= About this exercise =
From the line containing "Parse this screenshot: output" to the end of the records below, output each line exactly; include both ends and nothing else.
------------------------------------------------------------------------
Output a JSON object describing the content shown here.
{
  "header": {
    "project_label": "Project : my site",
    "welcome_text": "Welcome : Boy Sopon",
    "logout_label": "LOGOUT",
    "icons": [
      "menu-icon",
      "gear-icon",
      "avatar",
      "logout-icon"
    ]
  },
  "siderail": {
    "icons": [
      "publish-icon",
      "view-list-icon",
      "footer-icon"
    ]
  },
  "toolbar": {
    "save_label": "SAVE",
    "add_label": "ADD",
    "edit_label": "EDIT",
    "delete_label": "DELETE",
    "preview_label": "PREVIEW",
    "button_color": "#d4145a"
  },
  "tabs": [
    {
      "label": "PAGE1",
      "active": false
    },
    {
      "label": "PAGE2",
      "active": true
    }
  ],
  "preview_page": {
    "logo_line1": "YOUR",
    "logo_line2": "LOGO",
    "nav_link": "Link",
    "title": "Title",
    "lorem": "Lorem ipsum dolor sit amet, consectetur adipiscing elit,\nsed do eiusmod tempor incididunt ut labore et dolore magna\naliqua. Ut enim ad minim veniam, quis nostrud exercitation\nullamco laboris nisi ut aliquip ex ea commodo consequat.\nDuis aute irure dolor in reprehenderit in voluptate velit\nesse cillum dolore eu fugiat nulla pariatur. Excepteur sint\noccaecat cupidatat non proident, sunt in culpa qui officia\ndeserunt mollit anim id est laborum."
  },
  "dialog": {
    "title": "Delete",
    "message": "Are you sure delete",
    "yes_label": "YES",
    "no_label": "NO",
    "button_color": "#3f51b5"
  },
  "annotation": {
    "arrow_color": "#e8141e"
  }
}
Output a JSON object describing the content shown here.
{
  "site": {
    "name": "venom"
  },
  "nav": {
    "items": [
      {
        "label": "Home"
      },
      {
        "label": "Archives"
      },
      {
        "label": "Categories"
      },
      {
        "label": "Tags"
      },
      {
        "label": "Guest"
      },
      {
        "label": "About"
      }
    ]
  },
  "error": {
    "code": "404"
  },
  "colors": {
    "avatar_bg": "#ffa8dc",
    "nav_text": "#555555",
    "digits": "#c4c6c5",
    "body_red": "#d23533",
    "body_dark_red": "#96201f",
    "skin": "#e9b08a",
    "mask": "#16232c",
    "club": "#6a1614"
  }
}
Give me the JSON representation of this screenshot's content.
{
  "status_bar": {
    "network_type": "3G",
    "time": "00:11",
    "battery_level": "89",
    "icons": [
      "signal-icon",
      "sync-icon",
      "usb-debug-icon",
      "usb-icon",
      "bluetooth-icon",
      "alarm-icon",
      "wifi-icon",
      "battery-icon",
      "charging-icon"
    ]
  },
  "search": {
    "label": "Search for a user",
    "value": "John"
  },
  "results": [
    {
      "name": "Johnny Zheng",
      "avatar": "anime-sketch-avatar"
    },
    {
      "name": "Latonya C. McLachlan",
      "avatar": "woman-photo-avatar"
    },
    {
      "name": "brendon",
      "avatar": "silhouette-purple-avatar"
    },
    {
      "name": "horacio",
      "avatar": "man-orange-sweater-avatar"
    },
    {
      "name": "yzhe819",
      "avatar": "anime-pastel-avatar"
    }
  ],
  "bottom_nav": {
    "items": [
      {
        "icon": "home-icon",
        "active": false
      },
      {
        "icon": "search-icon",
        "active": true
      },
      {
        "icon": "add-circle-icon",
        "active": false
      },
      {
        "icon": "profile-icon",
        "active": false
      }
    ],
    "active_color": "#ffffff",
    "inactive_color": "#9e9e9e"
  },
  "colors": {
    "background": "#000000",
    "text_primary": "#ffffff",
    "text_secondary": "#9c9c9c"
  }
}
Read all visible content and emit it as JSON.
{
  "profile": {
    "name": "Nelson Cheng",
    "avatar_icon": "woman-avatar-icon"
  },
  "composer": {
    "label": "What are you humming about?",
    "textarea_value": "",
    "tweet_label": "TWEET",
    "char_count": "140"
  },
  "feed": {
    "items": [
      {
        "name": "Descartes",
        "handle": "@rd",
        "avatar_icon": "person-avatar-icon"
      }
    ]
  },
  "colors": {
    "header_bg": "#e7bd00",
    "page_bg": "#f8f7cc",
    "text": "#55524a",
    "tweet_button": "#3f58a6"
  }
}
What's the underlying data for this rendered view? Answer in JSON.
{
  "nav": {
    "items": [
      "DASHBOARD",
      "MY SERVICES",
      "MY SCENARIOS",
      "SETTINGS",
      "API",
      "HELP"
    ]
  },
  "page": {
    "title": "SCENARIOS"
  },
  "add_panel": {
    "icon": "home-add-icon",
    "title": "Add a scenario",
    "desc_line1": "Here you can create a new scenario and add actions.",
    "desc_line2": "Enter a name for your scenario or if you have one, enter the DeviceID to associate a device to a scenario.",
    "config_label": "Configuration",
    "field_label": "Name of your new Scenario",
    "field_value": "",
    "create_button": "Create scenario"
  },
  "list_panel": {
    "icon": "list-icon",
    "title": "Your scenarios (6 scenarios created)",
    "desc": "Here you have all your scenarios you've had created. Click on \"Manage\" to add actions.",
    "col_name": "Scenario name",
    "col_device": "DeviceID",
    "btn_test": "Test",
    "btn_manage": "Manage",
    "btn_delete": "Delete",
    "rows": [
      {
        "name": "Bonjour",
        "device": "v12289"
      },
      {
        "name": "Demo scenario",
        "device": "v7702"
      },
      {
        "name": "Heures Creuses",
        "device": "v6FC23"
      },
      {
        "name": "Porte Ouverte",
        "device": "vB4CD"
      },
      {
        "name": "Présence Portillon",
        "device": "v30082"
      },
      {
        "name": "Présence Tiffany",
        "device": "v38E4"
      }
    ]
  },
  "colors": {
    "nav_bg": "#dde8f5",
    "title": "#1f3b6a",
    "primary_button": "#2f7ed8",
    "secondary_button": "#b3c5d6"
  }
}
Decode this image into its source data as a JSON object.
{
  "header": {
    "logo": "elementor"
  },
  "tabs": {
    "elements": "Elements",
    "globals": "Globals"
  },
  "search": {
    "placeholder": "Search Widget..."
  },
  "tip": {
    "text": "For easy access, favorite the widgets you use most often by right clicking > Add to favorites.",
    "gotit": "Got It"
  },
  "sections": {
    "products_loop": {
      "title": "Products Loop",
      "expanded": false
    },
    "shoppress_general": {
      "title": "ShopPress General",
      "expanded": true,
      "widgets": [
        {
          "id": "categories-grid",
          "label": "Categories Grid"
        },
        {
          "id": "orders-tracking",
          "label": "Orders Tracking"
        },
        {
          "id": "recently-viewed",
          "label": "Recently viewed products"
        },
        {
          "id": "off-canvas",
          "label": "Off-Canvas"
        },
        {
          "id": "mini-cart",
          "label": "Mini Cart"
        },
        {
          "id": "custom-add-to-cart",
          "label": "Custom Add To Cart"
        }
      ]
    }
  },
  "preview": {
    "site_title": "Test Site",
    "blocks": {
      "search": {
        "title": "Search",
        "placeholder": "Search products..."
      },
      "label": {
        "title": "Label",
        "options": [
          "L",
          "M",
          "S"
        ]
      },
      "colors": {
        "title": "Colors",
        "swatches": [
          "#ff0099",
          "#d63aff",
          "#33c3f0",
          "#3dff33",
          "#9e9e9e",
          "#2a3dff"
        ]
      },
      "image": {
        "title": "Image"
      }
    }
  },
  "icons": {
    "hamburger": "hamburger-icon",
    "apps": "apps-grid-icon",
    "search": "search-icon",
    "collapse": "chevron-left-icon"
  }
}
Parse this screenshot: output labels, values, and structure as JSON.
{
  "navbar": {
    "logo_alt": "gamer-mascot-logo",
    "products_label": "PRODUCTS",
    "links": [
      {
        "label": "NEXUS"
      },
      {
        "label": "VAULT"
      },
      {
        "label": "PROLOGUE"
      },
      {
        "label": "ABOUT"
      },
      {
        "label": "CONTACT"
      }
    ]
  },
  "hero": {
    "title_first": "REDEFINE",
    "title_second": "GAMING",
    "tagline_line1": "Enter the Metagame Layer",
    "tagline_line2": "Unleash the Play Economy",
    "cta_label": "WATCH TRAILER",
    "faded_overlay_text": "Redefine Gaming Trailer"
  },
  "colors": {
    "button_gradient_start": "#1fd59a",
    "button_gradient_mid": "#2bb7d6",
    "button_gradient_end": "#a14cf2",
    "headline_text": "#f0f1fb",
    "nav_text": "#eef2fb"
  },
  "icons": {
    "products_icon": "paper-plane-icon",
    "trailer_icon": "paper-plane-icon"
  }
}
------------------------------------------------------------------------
= Your response =
Parse this screenshot: output labels, values, and structure as JSON.
{
  "navbar": {
    "logo_alt": "gamer-mascot-logo",
    "products_label": "PRODUCTS",
    "links": [
      {
        "label": "NEXUS"
      },
      {
        "label": "VAULT"
      },
      {
        "label": "PROLOGUE"
      },
      {
        "label": "ABOUT"
      },
      {
        "label": "CONTACT"
      }
    ]
  },
  "hero": {
    "title_first": "REDEFINE",
    "title_second": "GAMING",
    "tagline_line1": "Enter the Metagame Layer",
    "tagline_line2": "Unleash the Play Economy",
    "cta_label": "WATCH TRAILER",
    "faded_overlay_text": "Redefine Gaming Trailer"
  },
  "colors": {
    "button_gradient_start": "#1fd59a",
    "button_gradient_mid": "#2bb7d6",
    "button_gradient_end": "#a14cf2",
    "headline_text": "#f0f1fb",
    "nav_text": "#eef2fb"
  },
  "icons": {
    "products_icon": "paper-plane-icon",
    "trailer_icon": "paper-plane-icon"
  }
}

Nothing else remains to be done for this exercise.